Zimbabwe should not be allowed to return to Test cricket until the team improves its standard of performance.
Zimbabwe are ranked ninth in the world Test standings
The ICC's Cricket Committee concluded that to allow Zimbabwe to resume five-day matches risked "undermining the integrity of Test cricket".
And the committee, meeting in Dubai, recommended the scheduling of four-day games against national A teams.
It also suggested Zimbabwe be included in the next ICC Intercontinental Cup, which was recently won by Ireland.
The Cricket Committee is chaired by former India captain Sunil Gavaskar and includes a number of other high-profile members, including Sri Lanka skipper Mahela Jayawardene, former Australia captain Mark Taylor, ex-West Indies paceman Michael Holding and top umpire Simon Taufel.
But its recommendations in relation to Zimbabwe have still to be ratified by the full ICC Board and the Chief Executive's Committee when they met in London next month.
Zimbabwe have not played Tests since September 2005 but are still permitted to take part in one-day internationals, including the recent World Cup in the Caribbean.
However, the MCC's World Cricket Committee recently called for Zimbabwe's one-day status to be suspended as well.
"Once the social unrest has been addressed, the ICC should assist Zimbabwe in rebuilding as a serious cricket nation," said a statement.
"While it is not for the committee to make judgements on the politics of any particular country, we believe that the decline in the standard of cricket in Zimbabwe is directly related to the political situation there.
"An improvement is unlikely while the current regime is in place."
The MCC (Marylebone Cricket Club) committee was set up to discuss global cricket issues but has no legislative power in the game.

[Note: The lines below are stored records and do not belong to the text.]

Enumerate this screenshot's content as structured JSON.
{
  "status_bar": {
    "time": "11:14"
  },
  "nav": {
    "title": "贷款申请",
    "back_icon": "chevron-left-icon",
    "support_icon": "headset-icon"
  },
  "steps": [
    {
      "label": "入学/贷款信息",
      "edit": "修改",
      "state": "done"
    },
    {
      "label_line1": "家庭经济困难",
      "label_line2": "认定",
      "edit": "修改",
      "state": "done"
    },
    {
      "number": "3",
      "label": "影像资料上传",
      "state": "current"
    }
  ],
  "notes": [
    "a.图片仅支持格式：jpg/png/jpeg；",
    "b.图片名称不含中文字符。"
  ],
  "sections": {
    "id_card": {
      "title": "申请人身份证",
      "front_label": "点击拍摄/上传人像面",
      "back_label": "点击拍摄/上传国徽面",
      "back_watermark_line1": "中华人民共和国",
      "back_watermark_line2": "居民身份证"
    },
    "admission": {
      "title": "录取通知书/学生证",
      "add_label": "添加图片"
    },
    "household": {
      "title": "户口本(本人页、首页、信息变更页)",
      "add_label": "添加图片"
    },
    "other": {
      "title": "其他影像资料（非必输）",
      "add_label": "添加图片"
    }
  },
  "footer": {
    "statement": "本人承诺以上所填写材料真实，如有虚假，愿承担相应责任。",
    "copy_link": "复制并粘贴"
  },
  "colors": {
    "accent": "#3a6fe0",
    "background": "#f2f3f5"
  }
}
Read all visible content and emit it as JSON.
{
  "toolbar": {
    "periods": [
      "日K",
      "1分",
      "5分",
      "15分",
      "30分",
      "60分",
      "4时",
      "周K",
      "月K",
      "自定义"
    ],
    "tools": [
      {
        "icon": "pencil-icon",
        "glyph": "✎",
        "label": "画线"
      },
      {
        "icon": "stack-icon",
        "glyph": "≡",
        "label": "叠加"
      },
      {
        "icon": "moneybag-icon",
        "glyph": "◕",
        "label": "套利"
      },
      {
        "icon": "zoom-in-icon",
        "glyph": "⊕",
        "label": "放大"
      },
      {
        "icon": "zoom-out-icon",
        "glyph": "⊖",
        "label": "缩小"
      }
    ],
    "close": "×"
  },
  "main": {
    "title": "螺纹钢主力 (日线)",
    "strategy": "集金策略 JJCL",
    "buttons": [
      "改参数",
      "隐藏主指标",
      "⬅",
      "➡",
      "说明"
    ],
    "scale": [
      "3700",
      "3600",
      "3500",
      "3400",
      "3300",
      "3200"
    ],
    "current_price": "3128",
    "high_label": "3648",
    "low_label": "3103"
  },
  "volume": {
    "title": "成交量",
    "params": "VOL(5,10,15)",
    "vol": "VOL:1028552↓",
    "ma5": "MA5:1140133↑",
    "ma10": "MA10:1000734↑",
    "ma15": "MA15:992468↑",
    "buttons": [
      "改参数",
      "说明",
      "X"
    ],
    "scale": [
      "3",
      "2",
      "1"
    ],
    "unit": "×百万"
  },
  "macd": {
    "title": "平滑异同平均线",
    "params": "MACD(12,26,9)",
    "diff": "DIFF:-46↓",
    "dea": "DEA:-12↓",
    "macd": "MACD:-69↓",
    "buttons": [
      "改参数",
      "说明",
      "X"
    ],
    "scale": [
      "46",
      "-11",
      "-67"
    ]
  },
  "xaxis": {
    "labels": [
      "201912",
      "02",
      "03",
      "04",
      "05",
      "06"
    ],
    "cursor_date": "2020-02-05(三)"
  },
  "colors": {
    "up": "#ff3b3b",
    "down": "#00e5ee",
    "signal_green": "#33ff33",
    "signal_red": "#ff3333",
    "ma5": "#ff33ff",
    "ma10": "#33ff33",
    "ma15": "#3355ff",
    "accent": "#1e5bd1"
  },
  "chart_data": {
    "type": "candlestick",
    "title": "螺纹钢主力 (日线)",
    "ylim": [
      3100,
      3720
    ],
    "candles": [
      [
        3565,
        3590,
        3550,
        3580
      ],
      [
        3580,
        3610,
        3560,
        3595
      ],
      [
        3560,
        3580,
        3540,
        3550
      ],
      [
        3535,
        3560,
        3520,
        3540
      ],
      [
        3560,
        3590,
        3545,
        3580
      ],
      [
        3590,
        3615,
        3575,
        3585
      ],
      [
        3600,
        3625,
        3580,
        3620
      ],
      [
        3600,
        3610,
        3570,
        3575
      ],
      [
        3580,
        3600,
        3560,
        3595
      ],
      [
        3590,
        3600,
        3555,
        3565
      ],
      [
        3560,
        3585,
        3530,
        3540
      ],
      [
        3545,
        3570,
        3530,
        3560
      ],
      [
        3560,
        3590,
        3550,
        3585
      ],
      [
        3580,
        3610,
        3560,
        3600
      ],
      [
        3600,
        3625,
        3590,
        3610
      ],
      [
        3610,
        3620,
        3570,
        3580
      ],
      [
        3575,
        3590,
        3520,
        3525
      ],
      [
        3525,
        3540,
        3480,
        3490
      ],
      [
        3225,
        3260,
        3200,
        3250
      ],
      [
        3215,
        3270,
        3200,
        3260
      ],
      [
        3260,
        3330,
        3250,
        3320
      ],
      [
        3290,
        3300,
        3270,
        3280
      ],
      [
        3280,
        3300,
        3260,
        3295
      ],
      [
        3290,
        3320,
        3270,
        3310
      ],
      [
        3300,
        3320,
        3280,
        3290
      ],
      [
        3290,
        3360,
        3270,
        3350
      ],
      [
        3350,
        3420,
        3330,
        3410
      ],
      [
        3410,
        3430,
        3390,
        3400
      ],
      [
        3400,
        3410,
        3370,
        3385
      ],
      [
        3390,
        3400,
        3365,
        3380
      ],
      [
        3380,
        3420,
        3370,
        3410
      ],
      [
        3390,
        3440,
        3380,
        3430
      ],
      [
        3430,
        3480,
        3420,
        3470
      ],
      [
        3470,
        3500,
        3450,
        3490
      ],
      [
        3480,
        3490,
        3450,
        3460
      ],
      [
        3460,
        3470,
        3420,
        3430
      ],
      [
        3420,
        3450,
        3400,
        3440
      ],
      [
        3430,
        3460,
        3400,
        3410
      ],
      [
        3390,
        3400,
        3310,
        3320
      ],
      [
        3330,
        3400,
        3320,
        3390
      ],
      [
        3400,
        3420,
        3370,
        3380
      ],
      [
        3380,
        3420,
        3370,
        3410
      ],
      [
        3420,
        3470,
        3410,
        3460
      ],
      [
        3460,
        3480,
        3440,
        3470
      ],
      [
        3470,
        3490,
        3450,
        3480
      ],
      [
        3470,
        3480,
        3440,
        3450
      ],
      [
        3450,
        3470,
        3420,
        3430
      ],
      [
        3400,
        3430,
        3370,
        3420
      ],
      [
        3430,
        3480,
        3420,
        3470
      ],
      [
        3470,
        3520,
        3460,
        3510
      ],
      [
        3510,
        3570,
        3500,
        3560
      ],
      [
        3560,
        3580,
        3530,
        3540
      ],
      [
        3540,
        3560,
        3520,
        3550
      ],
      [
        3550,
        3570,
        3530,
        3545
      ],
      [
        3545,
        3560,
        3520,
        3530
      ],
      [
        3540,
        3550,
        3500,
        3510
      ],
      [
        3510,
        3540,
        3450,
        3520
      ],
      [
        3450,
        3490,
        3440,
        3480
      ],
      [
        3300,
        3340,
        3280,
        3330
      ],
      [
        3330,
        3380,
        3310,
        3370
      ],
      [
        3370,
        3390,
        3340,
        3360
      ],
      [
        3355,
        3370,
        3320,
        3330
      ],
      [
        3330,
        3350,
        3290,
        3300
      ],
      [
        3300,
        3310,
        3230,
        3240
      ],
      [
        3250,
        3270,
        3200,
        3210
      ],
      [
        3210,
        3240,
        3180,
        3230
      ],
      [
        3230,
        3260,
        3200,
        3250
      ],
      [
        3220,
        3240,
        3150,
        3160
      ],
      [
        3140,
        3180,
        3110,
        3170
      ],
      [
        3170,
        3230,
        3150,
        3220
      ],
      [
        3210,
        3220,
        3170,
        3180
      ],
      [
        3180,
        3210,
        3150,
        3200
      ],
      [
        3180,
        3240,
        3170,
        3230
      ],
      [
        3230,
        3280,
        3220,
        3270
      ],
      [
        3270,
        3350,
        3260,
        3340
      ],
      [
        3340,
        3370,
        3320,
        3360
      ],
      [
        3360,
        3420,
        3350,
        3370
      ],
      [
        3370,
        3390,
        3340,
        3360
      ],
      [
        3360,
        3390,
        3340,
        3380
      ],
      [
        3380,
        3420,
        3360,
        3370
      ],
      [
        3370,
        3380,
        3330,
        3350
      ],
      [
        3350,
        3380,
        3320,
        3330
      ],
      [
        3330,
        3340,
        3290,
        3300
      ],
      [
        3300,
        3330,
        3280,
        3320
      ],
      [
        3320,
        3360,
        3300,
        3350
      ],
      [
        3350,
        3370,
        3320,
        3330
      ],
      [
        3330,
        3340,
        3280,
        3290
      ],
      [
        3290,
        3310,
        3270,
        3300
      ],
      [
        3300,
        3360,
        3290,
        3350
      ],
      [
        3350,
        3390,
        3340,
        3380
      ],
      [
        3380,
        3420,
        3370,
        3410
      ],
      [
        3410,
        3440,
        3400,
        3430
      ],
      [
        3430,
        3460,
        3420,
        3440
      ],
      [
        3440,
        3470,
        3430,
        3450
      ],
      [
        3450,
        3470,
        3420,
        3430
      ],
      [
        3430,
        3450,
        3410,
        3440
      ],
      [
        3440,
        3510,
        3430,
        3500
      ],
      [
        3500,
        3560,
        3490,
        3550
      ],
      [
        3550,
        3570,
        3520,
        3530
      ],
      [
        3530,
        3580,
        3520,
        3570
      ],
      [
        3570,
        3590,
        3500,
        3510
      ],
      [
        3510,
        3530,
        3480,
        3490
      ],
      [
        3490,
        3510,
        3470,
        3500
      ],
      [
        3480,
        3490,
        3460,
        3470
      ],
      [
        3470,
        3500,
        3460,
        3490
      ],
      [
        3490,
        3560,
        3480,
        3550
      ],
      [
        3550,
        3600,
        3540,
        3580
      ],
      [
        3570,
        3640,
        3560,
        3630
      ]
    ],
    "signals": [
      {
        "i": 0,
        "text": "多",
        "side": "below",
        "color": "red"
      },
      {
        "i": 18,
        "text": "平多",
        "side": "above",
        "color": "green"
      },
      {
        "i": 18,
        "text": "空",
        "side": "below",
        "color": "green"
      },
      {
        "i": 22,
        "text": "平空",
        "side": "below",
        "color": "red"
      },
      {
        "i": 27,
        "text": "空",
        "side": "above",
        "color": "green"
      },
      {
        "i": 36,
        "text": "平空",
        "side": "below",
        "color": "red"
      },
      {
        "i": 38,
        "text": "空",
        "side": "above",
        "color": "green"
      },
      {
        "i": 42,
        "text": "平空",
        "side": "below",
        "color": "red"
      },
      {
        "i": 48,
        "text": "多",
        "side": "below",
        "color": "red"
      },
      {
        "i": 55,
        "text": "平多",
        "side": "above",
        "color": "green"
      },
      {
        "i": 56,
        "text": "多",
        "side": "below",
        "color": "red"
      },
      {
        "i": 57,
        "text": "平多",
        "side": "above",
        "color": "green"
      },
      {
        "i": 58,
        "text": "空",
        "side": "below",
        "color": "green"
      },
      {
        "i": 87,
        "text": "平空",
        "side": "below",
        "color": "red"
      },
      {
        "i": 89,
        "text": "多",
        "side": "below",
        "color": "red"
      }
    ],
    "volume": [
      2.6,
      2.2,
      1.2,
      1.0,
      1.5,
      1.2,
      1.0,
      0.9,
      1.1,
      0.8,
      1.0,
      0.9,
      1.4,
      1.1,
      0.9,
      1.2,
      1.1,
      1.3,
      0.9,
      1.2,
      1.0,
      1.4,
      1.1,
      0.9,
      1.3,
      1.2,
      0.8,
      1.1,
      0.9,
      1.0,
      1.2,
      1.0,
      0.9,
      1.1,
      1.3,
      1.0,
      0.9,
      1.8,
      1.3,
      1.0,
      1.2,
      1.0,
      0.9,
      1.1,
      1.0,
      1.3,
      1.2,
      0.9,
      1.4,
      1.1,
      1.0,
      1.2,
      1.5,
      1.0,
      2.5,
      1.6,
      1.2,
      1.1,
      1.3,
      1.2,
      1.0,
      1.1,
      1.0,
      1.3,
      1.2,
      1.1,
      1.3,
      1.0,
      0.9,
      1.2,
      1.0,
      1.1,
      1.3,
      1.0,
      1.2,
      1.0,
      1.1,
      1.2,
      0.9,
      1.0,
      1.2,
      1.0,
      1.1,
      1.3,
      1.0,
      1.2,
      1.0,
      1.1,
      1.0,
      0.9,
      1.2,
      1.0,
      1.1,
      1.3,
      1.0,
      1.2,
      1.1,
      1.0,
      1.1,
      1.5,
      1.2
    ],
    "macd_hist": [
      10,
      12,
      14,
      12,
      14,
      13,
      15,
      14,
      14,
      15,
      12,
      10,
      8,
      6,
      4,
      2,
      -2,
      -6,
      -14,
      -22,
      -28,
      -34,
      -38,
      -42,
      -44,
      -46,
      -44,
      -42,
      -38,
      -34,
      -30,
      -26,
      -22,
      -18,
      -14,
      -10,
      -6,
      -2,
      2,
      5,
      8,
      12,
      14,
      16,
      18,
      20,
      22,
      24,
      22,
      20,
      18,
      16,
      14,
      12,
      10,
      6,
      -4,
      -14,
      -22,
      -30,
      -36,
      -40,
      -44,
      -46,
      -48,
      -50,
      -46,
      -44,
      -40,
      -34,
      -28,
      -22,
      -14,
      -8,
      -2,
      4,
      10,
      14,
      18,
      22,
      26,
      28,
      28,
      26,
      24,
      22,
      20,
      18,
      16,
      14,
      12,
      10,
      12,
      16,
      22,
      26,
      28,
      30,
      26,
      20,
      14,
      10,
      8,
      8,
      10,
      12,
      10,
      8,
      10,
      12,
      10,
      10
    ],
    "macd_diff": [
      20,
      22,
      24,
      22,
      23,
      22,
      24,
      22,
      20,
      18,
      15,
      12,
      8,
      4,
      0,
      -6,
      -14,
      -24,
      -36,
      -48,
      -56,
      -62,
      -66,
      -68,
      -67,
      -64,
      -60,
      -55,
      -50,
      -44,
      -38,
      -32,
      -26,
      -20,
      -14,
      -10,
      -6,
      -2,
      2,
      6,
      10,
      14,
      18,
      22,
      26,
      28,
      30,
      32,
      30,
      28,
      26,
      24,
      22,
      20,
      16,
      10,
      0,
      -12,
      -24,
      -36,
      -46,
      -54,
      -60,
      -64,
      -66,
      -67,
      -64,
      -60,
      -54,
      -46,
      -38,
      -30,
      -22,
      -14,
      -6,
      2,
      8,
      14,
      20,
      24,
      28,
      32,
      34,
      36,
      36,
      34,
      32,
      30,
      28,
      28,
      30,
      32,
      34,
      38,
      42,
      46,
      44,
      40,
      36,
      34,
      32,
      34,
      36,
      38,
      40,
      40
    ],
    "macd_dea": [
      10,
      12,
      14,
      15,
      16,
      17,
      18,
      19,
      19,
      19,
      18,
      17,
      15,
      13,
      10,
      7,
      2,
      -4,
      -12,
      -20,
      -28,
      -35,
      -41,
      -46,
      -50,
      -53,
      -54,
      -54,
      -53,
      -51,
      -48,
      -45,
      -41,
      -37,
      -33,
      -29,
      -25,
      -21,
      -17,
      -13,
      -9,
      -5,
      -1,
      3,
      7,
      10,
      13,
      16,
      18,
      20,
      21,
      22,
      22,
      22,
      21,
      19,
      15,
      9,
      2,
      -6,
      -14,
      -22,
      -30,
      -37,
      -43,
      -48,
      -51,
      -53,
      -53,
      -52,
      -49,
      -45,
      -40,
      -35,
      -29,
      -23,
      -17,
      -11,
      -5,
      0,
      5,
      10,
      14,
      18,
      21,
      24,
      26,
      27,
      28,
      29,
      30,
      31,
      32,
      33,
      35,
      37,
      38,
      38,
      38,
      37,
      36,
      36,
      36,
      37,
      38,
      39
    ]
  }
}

The MCC, founded in 1787, is responsible for safeguarding cricket's rules and spirit, though the world game is run by the ICC [International Cricket Council].